Bladensburg in Prince George's County, Maryland — The American Northeast (Mid-Atlantic)
Joshua Barney's Barge and the Chesapeake Flotilla
When ships of the British Navy entered the Chesapeake Bay in 1813 as part of an offensive aimed at Washington, D.C., Baltimore, and Annapolis, and American naval unit called the United States Chesapeake Flotilla was quickly formed to serve as the principal American defense. The flotilla was commanded by American Revolutionary War hero Commodore Joshua Barney. It was Barney himself who had convinced the United State Government to authorize the formation of the Chesapeake Flotilla. Along with the unit's flagship, a sloop, the flotilla was composed almost entirely of oar- and sail-powered gunboats and barges. Commodore Barney referred to
On Jun 1, 1814, superior British naval forces compelled the Chesapeake Flotilla to retreat into the waters of the Patuxent River. By June 7, Barney had withdrawn his naval forces up the Patuxent to the mouth of St. Leonard's Creek with the British in fierce pursuit. At St. Leonard's Creek several naval battles were fought, with the British trying their best to destroy the flotilla. Conventional wisdom would have predicted a conclusive British victory; however, on June 26, the cunning Commodore Barney pulled off a daring couterattack that allowed the Chesapeake Flotilla to escape further up the Patuxent River, thus delaying the flotilla's inevitable destruction for almost two months.
Ironically, in the end the Chesapeake Flotilla was destroyed not by the British, but by its own American sailors. On August 22, 1814, following orders from the Secretary of the Navy, Commodore Joshua Barney commanded his men to blow up the Chesapeake Flotilla at Pig Point to avoid its being captured by the enemy. Barney and his men then took to land and fought courageously two days later at the Battle of Bladensburg.
Text with lower-left photo: Commodore Joshua Barney
Text with lower-middle photo: Students, shipwrights, and M-NCPPC staff worked together
Text with middle-right photo: Early Construction of the barge replica
Text with lower-right drawing: Drawing after Howard I. Chappelle Courtesy of Donald G. Shomette.
Topics. This historical marker is listed in these topic lists: War of 1812 • Waterways & Vessels.
Location. 38° 56.065′ N, 76° 56.301′ W. Marker is in Bladensburg, Maryland, in Prince George's County. Marker can be reached from the intersection of Annapolis Roade (Maryland Route 450) and 46th Steet. Marker is in Bladensburg Waterfront Park, .2 miles south of the entrance at this intersection. Touch for map. Marker is in this post office area: Bladensburg MD 20710, United States of America.
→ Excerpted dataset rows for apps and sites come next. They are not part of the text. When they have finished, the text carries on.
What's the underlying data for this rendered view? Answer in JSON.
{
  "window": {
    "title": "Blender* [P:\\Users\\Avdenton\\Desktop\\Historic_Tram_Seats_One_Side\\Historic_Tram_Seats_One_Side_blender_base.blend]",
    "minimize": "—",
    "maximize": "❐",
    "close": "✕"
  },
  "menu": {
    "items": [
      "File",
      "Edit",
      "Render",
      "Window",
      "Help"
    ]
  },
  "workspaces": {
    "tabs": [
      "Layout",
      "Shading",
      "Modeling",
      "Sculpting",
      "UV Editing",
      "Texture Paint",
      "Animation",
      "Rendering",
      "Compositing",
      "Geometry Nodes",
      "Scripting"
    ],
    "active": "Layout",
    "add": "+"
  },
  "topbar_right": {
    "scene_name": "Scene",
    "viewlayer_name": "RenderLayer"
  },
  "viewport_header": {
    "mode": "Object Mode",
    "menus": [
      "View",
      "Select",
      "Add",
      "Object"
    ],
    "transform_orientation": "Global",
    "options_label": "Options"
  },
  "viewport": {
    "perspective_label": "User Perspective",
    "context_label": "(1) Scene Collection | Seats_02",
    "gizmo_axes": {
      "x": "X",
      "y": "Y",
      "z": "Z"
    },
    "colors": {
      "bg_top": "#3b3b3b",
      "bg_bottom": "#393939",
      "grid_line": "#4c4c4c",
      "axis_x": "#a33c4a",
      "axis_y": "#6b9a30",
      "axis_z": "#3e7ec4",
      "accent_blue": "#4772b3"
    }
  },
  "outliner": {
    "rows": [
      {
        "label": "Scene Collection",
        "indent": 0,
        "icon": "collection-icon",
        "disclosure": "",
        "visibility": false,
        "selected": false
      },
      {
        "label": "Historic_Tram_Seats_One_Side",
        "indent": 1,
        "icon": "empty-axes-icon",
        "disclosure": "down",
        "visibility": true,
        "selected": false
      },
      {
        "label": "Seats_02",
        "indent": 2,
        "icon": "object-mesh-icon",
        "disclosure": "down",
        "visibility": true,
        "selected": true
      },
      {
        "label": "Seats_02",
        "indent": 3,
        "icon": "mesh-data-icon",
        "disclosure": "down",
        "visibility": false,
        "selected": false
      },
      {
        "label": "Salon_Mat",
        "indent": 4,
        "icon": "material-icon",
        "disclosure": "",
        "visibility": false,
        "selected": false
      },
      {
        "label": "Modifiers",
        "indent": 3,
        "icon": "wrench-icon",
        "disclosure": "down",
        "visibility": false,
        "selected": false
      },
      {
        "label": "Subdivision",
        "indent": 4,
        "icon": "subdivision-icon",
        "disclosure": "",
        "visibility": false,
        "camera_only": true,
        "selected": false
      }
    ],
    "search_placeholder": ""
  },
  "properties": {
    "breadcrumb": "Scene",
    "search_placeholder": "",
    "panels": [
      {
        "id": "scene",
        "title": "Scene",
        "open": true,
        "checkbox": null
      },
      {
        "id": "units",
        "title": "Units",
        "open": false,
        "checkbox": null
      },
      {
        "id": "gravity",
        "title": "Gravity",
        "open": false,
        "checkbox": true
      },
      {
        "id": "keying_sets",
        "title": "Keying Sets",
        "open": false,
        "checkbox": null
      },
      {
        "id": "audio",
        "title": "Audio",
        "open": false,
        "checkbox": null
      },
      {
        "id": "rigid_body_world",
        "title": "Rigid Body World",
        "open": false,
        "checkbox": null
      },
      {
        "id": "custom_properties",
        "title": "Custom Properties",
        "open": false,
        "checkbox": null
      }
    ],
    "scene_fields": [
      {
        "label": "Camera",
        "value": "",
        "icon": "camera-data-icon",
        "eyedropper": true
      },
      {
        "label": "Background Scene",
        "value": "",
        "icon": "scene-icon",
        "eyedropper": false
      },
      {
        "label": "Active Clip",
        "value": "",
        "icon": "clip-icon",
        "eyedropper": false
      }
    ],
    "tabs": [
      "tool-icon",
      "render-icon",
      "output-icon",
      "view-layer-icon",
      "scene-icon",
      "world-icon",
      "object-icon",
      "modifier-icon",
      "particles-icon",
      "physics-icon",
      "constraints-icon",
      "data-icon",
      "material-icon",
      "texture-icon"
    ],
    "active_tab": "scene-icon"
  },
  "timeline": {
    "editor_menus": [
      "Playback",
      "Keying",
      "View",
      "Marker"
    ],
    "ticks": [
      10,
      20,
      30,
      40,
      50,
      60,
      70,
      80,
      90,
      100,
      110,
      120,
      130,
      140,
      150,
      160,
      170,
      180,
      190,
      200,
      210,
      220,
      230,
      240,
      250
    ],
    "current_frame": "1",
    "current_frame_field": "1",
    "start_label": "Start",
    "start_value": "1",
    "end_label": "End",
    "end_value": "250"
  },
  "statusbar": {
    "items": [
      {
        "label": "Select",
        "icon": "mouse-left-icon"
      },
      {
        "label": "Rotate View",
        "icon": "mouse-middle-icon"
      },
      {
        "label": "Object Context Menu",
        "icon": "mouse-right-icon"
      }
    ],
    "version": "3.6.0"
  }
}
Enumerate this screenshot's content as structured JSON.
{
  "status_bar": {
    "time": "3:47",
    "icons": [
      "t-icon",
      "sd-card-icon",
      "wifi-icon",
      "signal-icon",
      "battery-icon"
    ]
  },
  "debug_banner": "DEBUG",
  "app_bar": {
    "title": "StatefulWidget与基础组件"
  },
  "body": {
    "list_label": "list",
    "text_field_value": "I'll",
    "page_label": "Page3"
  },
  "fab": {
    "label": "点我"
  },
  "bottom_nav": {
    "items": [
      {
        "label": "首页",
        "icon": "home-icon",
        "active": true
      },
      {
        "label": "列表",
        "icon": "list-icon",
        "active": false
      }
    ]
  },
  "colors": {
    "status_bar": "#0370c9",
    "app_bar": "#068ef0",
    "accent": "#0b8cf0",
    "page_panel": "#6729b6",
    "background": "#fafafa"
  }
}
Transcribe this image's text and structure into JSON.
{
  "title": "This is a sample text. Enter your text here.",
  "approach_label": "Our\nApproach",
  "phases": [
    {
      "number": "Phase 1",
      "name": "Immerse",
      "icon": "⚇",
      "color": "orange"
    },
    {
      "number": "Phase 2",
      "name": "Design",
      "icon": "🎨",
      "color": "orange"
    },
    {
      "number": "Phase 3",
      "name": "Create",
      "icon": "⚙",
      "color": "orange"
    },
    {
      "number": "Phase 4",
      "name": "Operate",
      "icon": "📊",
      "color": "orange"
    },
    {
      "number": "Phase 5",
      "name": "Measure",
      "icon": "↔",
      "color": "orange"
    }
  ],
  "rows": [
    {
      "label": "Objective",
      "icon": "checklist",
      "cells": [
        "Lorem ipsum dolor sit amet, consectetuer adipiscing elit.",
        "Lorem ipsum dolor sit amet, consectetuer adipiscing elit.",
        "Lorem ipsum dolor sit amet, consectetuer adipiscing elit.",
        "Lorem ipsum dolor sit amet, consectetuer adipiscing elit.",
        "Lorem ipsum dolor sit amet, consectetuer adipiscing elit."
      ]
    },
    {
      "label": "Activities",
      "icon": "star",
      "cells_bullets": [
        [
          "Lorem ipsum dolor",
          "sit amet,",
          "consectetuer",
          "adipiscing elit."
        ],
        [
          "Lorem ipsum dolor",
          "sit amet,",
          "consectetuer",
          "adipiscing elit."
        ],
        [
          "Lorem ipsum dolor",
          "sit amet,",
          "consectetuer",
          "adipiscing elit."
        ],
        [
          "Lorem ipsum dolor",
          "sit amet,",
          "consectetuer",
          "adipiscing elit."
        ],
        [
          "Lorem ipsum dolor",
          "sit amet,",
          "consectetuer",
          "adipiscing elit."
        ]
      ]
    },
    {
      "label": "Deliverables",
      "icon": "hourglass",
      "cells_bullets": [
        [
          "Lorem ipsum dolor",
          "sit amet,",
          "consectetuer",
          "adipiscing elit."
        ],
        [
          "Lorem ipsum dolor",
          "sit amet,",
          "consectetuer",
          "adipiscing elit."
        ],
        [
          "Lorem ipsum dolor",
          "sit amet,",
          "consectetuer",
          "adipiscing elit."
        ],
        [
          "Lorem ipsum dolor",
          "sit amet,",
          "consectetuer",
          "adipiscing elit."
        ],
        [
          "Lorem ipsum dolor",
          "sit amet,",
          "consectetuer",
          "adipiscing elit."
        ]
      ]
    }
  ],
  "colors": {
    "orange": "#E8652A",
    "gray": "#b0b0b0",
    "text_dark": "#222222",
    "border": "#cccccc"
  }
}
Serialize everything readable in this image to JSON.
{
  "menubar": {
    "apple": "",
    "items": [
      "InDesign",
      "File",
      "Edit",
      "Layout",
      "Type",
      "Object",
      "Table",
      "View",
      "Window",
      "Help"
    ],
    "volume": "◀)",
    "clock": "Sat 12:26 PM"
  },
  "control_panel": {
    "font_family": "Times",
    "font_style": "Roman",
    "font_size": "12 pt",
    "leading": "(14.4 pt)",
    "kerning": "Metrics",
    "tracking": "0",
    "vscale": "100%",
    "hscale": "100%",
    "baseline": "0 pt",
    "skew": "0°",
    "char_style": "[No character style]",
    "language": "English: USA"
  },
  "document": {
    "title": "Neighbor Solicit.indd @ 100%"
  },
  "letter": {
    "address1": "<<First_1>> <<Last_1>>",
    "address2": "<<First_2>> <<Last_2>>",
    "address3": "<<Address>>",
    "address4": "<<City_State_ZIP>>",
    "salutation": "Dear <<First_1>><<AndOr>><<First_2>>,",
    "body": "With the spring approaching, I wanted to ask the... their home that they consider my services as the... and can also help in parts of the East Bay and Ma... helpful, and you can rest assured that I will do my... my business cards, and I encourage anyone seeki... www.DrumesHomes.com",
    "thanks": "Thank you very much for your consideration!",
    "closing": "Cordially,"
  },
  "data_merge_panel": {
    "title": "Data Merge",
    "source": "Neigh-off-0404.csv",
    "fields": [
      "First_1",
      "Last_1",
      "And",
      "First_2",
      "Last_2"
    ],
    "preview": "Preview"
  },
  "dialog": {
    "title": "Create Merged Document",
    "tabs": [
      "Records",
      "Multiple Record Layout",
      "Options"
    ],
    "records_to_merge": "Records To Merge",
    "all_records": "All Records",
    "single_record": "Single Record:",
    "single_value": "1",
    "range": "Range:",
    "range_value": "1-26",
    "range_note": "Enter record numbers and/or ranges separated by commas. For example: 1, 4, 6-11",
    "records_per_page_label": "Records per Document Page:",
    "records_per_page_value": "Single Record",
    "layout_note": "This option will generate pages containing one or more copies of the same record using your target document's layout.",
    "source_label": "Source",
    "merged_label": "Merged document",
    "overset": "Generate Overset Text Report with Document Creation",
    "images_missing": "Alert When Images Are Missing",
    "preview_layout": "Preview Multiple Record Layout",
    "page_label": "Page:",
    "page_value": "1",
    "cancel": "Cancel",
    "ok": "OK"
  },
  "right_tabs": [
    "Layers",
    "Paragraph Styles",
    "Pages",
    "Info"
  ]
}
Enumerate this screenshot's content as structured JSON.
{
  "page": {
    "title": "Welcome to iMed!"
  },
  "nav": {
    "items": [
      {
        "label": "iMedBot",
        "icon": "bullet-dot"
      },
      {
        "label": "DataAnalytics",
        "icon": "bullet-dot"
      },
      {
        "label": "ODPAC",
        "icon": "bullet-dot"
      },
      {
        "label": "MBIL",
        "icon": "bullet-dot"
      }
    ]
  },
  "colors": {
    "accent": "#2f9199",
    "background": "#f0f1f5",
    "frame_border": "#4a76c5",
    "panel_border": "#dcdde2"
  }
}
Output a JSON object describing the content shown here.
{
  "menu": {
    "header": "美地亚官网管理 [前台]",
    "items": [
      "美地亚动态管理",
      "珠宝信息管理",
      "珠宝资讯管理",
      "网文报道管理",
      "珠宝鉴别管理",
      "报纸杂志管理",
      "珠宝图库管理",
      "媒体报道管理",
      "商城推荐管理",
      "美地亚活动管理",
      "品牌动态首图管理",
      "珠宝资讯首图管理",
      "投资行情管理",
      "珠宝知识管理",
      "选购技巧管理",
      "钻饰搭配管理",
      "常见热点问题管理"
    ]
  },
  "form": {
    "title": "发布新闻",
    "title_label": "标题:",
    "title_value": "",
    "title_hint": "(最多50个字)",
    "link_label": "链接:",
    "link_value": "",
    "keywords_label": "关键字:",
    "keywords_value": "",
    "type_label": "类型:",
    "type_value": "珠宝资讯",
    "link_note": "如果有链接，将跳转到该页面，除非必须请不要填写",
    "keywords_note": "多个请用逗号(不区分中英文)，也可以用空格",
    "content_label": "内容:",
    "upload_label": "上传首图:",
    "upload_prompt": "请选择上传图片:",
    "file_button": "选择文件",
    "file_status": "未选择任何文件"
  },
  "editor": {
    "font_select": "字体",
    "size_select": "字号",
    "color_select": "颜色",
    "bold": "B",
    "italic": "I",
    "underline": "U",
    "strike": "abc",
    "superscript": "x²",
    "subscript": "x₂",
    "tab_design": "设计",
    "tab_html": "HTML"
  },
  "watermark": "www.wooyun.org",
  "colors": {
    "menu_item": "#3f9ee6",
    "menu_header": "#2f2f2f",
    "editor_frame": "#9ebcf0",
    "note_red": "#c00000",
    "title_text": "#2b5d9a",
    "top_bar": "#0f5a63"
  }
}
Touch for directions.
Other nearby markers. At least 8 other markers are within walking distance of this marker. Bladensburg Floods (1742-1954) (a few steps from this marker); The First Telegraph Line (1844) (within shouting distance of this marker); Colonial Ropemaking (within shouting distance of this marker); Encampment of Coxey's Army (1894) (within shouting distance of this marker); The Incidental Cause of the Star-Spangled Banner (1814) (about 300 feet away, measured in a direct line); Railroad History in Bladensburg (about Dinosaur Alley (about 300 feet away); Duels and the Bladensburg Dueling Grounds (about 300 feet away). Touch for a list and map of all markers in Bladensburg.
Also see . . . Wikipedia entry for Joshua Barney. (Submitted on July 24, 2009, by Richard E. Miller of Oxon Hill, Maryland.)
Credits. This page was last revised on June 16, 2016. It was originally submitted on June 8, 2008, by F. Robby of Baltimore, Maryland. This page has been viewed 3,373 times since then and 44 times this year. Photos: 1. submitted on June 8, 2008, by F. Robby of Baltimore, Maryland. 2, 3. submitted on July 18, 2010, by Craig Swain of Leesburg, Virginia. 4. submitted on June 8, 2008, by F. Robby of Baltimore, Maryland. 5. submitted on July 18, 2010, by Craig Swain of Leesburg, Virginia. 6, 7, 8. submitted on June 14, 2015, by Allen C. Browne of Silver Spring, Maryland.